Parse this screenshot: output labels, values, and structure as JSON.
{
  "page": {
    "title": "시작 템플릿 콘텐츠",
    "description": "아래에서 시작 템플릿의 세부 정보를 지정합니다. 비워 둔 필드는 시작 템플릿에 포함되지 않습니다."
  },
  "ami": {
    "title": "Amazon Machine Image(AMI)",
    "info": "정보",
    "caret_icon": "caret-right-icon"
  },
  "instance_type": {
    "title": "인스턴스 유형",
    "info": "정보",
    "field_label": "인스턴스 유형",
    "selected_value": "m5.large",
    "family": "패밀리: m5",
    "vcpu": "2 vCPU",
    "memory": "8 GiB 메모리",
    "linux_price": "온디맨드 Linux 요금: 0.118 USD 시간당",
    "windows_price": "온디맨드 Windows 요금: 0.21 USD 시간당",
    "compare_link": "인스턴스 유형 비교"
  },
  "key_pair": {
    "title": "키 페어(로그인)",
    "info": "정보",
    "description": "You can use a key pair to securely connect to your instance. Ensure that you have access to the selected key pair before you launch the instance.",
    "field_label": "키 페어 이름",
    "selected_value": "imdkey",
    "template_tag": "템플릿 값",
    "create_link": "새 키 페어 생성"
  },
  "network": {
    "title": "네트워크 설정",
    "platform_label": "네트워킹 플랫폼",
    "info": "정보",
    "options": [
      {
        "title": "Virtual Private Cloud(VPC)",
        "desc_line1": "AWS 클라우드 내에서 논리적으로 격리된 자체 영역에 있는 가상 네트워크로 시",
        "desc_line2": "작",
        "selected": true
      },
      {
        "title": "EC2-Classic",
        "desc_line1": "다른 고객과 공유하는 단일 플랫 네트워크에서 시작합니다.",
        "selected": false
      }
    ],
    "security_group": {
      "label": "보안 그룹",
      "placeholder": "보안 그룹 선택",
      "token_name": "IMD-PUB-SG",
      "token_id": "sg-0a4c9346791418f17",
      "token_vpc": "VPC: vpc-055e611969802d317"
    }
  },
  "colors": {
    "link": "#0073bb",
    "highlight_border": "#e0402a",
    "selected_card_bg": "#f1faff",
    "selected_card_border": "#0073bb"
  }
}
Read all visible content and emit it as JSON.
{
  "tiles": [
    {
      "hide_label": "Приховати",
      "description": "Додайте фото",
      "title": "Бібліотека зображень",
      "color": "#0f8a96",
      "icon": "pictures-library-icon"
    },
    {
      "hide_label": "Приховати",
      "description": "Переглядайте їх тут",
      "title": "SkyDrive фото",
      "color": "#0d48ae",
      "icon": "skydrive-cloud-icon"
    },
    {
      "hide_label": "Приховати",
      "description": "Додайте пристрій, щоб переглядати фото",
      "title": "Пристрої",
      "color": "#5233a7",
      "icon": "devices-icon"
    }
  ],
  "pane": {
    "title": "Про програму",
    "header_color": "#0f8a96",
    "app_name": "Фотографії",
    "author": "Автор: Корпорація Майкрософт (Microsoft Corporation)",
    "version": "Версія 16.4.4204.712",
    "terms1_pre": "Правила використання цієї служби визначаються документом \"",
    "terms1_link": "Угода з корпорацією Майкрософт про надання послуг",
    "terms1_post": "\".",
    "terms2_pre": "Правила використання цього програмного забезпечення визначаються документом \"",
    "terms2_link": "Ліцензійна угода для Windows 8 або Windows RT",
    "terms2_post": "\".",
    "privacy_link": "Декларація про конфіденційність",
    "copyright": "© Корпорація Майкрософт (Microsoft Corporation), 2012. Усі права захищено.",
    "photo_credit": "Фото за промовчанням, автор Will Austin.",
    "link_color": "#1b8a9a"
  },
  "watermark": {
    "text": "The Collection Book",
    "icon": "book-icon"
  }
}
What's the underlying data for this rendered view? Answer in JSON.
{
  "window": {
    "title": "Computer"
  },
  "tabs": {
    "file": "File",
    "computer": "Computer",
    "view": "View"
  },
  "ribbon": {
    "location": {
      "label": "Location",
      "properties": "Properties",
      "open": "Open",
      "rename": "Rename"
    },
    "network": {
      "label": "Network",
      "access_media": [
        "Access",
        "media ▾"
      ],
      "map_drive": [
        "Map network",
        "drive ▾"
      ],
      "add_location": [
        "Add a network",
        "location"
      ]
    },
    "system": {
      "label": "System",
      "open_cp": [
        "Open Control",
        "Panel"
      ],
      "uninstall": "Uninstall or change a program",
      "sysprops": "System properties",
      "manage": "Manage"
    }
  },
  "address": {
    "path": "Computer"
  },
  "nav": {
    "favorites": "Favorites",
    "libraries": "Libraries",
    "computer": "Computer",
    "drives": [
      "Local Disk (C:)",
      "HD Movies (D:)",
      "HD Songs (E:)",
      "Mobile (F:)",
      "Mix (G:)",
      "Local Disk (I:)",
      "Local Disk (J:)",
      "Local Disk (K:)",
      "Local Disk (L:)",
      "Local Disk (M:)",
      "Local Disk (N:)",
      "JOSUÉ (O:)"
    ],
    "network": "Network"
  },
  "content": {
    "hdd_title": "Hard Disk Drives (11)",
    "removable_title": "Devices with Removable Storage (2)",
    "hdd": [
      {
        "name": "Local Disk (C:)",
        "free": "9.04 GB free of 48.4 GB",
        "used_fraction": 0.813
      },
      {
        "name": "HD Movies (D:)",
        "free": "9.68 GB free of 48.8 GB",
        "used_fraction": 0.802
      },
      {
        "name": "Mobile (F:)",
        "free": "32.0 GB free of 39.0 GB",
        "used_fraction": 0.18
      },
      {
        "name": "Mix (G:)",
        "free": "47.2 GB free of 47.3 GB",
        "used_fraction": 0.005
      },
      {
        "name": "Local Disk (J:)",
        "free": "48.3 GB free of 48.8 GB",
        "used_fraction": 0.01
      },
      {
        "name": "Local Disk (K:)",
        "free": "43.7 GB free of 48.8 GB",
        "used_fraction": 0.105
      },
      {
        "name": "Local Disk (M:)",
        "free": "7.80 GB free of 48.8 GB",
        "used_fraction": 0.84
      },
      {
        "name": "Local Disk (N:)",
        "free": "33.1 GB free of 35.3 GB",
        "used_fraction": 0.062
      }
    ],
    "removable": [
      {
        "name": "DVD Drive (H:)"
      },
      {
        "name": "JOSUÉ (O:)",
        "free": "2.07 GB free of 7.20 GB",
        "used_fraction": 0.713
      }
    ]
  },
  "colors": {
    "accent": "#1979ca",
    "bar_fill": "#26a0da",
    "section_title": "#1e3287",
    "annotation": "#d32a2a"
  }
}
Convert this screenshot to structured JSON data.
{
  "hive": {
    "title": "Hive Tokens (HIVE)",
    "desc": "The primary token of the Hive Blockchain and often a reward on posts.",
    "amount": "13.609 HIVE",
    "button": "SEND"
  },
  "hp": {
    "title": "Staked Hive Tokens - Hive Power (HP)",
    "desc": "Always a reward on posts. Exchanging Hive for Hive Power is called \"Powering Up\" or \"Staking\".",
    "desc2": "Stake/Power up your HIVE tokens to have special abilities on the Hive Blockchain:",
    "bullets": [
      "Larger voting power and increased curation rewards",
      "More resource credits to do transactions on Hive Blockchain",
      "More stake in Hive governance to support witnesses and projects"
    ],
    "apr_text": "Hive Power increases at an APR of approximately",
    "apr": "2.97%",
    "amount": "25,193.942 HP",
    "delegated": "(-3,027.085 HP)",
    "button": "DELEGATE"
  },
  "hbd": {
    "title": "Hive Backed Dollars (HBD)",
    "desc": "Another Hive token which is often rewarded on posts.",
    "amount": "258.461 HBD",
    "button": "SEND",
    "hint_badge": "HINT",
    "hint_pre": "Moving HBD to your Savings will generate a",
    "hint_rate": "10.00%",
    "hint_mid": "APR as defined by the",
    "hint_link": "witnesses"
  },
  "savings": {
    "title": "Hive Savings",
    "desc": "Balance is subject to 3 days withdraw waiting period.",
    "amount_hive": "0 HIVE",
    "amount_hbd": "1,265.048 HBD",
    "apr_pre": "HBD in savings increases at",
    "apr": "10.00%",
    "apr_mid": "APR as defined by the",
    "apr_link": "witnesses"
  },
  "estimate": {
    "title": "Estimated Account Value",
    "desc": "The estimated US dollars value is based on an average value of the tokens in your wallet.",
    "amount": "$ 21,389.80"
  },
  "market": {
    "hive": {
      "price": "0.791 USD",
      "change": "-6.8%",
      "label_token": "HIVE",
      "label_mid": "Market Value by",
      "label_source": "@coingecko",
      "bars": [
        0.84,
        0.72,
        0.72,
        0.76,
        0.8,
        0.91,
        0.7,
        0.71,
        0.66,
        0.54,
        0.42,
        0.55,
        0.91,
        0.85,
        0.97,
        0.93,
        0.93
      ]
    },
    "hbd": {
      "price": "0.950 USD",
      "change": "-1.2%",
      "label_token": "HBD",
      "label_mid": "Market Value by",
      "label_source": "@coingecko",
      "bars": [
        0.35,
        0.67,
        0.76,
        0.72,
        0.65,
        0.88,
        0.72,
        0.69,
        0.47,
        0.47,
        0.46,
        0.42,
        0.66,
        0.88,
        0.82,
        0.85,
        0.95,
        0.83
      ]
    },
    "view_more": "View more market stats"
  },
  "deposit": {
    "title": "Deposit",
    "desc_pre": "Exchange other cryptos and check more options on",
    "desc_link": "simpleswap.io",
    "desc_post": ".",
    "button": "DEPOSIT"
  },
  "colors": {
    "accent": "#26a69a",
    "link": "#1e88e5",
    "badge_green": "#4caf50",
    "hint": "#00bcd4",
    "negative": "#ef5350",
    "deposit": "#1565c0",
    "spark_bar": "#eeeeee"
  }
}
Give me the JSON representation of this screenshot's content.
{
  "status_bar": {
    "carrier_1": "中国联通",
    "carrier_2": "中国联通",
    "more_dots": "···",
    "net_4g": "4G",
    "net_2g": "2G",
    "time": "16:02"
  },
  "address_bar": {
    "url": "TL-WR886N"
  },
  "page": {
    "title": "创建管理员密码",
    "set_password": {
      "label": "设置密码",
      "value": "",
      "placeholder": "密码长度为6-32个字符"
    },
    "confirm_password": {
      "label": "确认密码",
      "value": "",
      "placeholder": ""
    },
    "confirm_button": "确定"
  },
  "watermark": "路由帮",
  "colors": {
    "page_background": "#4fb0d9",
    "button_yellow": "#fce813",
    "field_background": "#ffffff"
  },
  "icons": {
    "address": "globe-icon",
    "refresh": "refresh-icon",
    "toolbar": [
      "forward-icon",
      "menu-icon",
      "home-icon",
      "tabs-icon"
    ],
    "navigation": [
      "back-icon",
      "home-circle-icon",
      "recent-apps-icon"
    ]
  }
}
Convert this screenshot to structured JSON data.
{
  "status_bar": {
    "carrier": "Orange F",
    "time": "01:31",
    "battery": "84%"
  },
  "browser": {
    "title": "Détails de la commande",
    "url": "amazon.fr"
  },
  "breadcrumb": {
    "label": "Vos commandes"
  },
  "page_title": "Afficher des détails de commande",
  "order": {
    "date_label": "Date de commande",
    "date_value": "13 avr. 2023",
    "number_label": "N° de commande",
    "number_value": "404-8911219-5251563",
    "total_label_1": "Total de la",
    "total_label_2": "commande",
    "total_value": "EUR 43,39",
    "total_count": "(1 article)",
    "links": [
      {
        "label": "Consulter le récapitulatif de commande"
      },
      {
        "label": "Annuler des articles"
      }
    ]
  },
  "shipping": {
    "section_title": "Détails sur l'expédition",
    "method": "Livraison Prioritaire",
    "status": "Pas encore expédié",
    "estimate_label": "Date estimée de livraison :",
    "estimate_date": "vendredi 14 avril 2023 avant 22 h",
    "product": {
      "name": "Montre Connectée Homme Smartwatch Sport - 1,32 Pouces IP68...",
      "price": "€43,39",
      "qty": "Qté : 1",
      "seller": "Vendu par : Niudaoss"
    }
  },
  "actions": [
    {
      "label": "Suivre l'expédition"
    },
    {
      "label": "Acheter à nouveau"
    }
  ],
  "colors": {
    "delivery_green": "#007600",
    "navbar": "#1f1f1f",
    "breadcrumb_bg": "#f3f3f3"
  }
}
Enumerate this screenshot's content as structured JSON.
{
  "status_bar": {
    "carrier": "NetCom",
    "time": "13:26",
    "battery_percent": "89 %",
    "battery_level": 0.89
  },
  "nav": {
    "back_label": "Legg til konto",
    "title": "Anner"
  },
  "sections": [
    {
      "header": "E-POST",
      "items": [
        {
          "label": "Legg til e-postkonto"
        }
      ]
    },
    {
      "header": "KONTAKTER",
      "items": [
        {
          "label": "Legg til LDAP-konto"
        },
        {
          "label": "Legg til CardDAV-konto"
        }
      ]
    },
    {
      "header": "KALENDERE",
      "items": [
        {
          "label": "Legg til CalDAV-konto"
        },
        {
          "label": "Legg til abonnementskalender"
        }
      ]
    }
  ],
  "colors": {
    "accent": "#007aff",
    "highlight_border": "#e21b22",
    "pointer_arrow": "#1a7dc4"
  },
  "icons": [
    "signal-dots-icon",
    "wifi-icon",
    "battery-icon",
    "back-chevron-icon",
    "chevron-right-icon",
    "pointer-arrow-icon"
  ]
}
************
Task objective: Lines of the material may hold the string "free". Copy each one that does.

Result of the task:
        "free": "9.04 GB free of 48.4 GB",
        "free": "9.68 GB free of 48.8 GB",
        "free": "32.0 GB free of 39.0 GB",
        "free": "47.2 GB free of 47.3 GB",
        "free": "48.3 GB free of 48.8 GB",
        "free": "43.7 GB free of 48.8 GB",
        "free": "7.80 GB free of 48.8 GB",
        "free": "33.1 GB free of 35.3 GB",
        "free": "2.07 GB free of 7.20 GB",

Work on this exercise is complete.